You are the light of the world!

From Rev Peter Beale


(Published in News First, May 2005 - monthly church newsletter, Warragul Uniting Church) 


The recent death of Ellinbank member and lay preacher Alan Keys, at age 69, is a great loss to his wife and family.  His death is also a very significant loss to all who knew him in the many and varied parts of his community centred life, and to all of us in the Central Baw Baw Cluster.

On the day of his burial I was given the privilege of giving two brief messages: one at the graveside, and one at the Thanksgiving service. For those that were unable to attend either or both of these, here they are in full.

At the graveside, following the reading (John 14:1-6, 17, 18):

Most of us are afraid of death, and our fear is heightened when it is close, whether it be our own, or someone we love. According to John’s gospel, as Jesus said the words, “Let not your hearts be troubled, neither let them be afraid” death was a matter of hours away. The betrayer was busy ensuring that Jesus would be taken prisoner and sentenced to death, by crucifixion — the most prolonged, horrible death of the time.
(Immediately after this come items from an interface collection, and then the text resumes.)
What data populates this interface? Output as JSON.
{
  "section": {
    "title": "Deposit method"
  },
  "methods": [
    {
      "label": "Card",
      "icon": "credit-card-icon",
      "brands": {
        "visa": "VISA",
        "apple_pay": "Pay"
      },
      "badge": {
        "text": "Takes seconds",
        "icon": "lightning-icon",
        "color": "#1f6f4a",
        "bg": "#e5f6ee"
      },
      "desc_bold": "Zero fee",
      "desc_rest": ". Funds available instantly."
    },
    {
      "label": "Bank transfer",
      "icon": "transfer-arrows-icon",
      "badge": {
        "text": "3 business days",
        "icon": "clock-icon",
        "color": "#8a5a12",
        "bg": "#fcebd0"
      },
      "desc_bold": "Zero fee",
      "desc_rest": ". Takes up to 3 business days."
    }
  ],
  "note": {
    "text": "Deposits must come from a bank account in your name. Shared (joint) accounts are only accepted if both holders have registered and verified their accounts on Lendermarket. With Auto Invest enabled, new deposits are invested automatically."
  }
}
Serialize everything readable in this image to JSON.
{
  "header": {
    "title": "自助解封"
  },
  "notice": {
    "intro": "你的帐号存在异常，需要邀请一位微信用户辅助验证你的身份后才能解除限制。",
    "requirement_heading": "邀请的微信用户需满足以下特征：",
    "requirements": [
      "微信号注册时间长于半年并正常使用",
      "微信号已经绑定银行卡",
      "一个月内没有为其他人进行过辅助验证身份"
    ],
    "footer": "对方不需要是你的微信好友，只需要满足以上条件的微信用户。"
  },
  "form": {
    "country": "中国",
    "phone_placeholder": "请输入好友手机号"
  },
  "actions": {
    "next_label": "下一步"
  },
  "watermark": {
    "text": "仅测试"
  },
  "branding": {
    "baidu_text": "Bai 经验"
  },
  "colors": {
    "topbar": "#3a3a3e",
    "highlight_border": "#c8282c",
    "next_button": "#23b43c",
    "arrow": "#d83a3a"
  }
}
I’m sure if Jesus had his choice he would have wished for a quick, painless death. But that wasn’t to be. Instead, he suffered agony of the cross, and felt abandoned by everyone, including God.

Over the past four years, Alan has suffered greatly, and at the lowest times, when all looked bleak, he may have wished for a quick and painless death. But that did not come. Instead, Alan was able to hold on through those dark times because of Jesus’ sufferings on the cross. Alan knew that Jesus suffered for him, and was there beside Alan, shouldering his burden, and giving him the strength to endure to the end.

As the recent events of Easter remind us: as surely as death could not hold Jesus in the tomb, so death is not the end for those that we love, not for Alan, nor for us.

Jesus’ words remain true for each one of us. Death cannot hold us from the presence of God; it is but a door to a new existence with our creator.

What this new existence with God is like, none of us know for sure. The disciples’ experience of Jesus resurrected, gives us some insight— it changed them completely.

They were convinced that Jesus was no longer dead, but alive, and soon they realised that he was living in and through them. Through the Spirit of Christ in them they were changed from fearful cowards to fearless ambassadors for the “gospel” of new life in Jesus.

The promise of resurrected life in the presence of God was Alan’s hope, and is our hope, and through the death and resurrection of Jesus Christ it becomes our reality.

So do not be worried, or afraid.

At the service of thanksgiving, following Matthew 5:14-16

According to Matthew, these words of instruction were given by Jesus to his disciples on the mountain, with the crowds listening on. It is part of a long sermon, placed by Matthew early in Jesus’ ministry, and directed to those who would follow him. So while the metaphor of people “shining their light”, seems to be obvious common sense, this is no counselling session aimed at encouraging the use of gifts, or building self esteem.

No, Jesus is calling his followers to be bearers, bearers of the good news of God’s kingdom: not just hearers, but doers, sharing the gospel through word and action. Wherever Jesus travelled around Galilee and Judea,
he was a beacon of light, drawing people to himself.

He taught, healed, restored and released, crossing social, racial, purity and gender boundaries, all the while bringing glory, not to himself, but God, whom he revealed as Abba, Father. And he calls his followers to do the same: to be beacons of light drawing people, not to themselves, but to the source of the light: Jesus.

As we have heard through so many people today, Alan was indeed a light shining brightly, and not just white light, a multicoloured light. Alan was active in so many things, and in each of them he would give of himself to the fullest of his ability.

Yet what stands out for me as I have got to know him has been Alan’s humility, his graciousness, and his ability to point to God and Jesus as the source of his strength and motivation in life.

Alan was a man of many gifts and abilities, and that is why so many of you are here to honour him because he has touched you in some way. Yet arguably his greatest gift is that he sought to be what Jesus called him to be: a light to the world of the good news of God’s love and forgiveness.

All who wish to follow Jesus are called to be the light of the world. Take up that call. Follow Alan’s example, and be that light.

Thanks be to God for the life of Alan Keys.